## Problem description
Each entry must come back word for word; drop the images as you go.

(Records excerpted from a collection)
◇ ◇ ◇ ◇ ◇

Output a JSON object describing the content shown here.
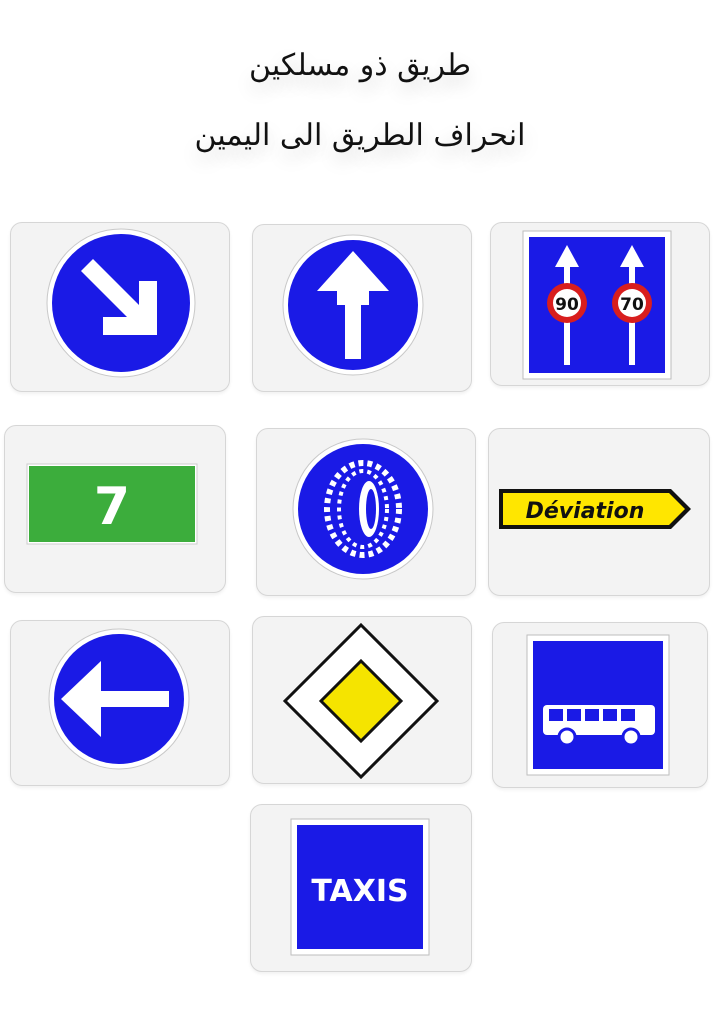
{
  "question": {
    "line1": "طريق ذو مسلكين",
    "line2": "انحراف الطريق الى اليمين"
  },
  "signs": [
    {
      "icon": "keep-right-arrow-icon"
    },
    {
      "icon": "ahead-only-arrow-icon"
    },
    {
      "icon": "lane-speed-limits-icon",
      "speed_left": "90",
      "speed_right": "70"
    },
    {
      "icon": "route-number-icon",
      "number": "7"
    },
    {
      "icon": "snow-chains-required-icon"
    },
    {
      "icon": "deviation-arrow-icon",
      "text": "Déviation"
    },
    {
      "icon": "keep-left-arrow-icon"
    },
    {
      "icon": "priority-road-diamond-icon"
    },
    {
      "icon": "bus-lane-icon"
    },
    {
      "icon": "taxis-sign-icon",
      "text": "TAXIS"
    }
  ],
  "colors": {
    "sign_blue": "#1a1ae6",
    "route_green": "#3cad3c",
    "deviation_yellow": "#ffe600",
    "priority_yellow": "#f5e400",
    "speed_red": "#d81e1e",
    "card_bg": "#f3f3f3"
  }
}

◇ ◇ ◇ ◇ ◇

## Problem solution
Output a JSON object describing the content shown here.
{
  "question": {
    "line1": "طريق ذو مسلكين",
    "line2": "انحراف الطريق الى اليمين"
  },
  "signs": [
    {
      "icon": "keep-right-arrow-icon"
    },
    {
      "icon": "ahead-only-arrow-icon"
    },
    {
      "icon": "lane-speed-limits-icon",
      "speed_left": "90",
      "speed_right": "70"
    },
    {
      "icon": "route-number-icon",
      "number": "7"
    },
    {
      "icon": "snow-chains-required-icon"
    },
    {
      "icon": "deviation-arrow-icon",
      "text": "Déviation"
    },
    {
      "icon": "keep-left-arrow-icon"
    },
    {
      "icon": "priority-road-diamond-icon"
    },
    {
      "icon": "bus-lane-icon"
    },
    {
      "icon": "taxis-sign-icon",
      "text": "TAXIS"
    }
  ],
  "colors": {
    "sign_blue": "#1a1ae6",
    "route_green": "#3cad3c",
    "deviation_yellow": "#ffe600",
    "priority_yellow": "#f5e400",
    "speed_red": "#d81e1e",
    "card_bg": "#f3f3f3"
  }
}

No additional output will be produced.